Task details.
Only the lines that contain the string "screenshot" belong in the answer; pull them from the records.

Material supplied.
--------------------------------------------------
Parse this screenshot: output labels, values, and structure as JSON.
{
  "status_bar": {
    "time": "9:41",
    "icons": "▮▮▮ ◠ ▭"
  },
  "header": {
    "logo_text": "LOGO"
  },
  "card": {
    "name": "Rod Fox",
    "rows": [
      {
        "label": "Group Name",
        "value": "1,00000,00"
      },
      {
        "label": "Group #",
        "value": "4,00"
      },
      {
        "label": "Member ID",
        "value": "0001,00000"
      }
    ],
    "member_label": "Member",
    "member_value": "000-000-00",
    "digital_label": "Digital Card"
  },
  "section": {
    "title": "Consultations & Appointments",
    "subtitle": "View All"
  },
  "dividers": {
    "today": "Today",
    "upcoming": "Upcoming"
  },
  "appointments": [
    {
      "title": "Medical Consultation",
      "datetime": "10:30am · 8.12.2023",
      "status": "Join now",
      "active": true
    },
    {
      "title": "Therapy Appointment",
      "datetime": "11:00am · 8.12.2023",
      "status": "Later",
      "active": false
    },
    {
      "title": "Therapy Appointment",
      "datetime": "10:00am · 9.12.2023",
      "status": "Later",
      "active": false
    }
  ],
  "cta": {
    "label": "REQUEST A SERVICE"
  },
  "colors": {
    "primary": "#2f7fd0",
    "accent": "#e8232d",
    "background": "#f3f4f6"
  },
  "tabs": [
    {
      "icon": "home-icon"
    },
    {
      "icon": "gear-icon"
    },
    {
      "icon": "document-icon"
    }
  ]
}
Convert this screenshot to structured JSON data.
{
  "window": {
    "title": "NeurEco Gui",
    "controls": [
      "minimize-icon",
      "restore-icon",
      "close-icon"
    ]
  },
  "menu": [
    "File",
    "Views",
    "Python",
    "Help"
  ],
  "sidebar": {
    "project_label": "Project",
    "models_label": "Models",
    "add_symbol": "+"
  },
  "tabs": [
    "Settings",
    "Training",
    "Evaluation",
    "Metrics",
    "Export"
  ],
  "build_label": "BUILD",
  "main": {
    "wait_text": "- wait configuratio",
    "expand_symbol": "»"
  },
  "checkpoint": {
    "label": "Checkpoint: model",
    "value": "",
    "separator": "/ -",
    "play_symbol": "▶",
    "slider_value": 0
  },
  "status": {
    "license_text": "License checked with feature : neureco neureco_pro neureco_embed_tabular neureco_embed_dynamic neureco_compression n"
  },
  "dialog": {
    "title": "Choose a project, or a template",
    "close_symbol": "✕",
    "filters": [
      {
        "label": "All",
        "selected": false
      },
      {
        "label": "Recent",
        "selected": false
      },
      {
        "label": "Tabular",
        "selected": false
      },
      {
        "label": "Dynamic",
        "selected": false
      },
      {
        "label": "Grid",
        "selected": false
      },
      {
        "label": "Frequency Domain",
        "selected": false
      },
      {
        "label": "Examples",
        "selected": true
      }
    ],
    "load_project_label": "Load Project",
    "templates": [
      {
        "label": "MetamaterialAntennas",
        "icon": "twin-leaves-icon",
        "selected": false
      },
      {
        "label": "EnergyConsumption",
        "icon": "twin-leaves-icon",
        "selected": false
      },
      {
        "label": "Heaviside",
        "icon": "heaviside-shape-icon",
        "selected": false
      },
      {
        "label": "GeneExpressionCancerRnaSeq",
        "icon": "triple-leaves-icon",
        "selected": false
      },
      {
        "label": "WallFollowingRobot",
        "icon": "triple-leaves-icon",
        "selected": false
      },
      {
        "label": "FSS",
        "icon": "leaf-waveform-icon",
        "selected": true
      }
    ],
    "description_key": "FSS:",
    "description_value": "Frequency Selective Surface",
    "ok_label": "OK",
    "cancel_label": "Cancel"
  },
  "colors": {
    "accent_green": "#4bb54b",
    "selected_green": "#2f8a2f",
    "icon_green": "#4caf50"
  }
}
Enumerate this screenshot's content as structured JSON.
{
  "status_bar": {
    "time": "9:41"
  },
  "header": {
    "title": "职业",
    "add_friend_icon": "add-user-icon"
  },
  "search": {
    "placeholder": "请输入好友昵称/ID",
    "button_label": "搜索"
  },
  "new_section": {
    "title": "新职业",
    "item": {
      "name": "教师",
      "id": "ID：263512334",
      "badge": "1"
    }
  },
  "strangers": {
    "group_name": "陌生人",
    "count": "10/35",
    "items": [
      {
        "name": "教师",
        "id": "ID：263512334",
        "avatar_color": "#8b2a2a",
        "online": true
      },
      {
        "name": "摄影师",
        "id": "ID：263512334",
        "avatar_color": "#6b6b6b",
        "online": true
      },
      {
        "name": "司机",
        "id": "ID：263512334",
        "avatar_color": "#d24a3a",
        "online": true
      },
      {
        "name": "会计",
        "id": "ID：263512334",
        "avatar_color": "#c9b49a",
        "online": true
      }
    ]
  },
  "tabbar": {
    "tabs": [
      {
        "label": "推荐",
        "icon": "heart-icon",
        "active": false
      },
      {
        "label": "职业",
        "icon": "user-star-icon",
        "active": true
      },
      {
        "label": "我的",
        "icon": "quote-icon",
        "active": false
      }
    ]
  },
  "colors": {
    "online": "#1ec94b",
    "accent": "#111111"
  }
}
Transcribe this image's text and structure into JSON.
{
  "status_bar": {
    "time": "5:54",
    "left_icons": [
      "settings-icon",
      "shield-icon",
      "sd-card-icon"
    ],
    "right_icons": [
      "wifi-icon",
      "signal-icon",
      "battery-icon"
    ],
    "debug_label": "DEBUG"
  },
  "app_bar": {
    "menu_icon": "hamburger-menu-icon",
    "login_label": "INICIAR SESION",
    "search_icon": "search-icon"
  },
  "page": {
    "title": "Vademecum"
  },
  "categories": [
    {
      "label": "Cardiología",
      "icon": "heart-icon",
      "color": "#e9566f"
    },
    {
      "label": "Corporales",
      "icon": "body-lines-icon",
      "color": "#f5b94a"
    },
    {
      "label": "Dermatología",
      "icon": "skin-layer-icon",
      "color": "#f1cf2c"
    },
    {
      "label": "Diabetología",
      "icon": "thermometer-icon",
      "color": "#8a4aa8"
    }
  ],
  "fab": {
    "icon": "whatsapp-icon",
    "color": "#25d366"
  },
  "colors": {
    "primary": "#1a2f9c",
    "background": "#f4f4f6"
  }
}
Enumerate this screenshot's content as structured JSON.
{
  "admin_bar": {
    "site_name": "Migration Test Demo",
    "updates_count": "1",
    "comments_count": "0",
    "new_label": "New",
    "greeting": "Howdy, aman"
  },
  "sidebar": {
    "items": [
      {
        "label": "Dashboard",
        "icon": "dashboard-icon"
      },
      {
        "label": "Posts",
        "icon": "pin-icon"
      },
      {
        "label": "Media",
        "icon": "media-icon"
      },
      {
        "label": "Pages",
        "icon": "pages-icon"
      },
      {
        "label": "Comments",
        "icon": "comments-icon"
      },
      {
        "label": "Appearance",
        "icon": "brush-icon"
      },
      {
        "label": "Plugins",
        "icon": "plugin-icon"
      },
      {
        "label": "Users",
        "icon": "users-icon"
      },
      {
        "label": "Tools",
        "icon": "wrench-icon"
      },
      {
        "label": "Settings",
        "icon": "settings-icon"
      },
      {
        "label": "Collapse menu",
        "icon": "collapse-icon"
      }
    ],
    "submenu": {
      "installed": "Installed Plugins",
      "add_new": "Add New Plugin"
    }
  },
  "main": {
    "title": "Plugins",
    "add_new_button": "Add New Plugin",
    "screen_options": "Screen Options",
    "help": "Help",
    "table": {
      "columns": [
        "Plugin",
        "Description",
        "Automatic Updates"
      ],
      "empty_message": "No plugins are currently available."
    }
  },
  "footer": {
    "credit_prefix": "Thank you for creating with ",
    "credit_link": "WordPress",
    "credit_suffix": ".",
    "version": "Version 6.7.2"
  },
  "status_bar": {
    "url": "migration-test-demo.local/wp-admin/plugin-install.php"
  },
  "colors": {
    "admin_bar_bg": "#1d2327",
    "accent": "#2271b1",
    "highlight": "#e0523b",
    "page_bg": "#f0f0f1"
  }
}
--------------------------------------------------
Exercise response.
Parse this screenshot: output labels, values, and structure as JSON.
Convert this screenshot to structured JSON data.
Enumerate this screenshot's content as structured JSON.
Enumerate this screenshot's content as structured JSON.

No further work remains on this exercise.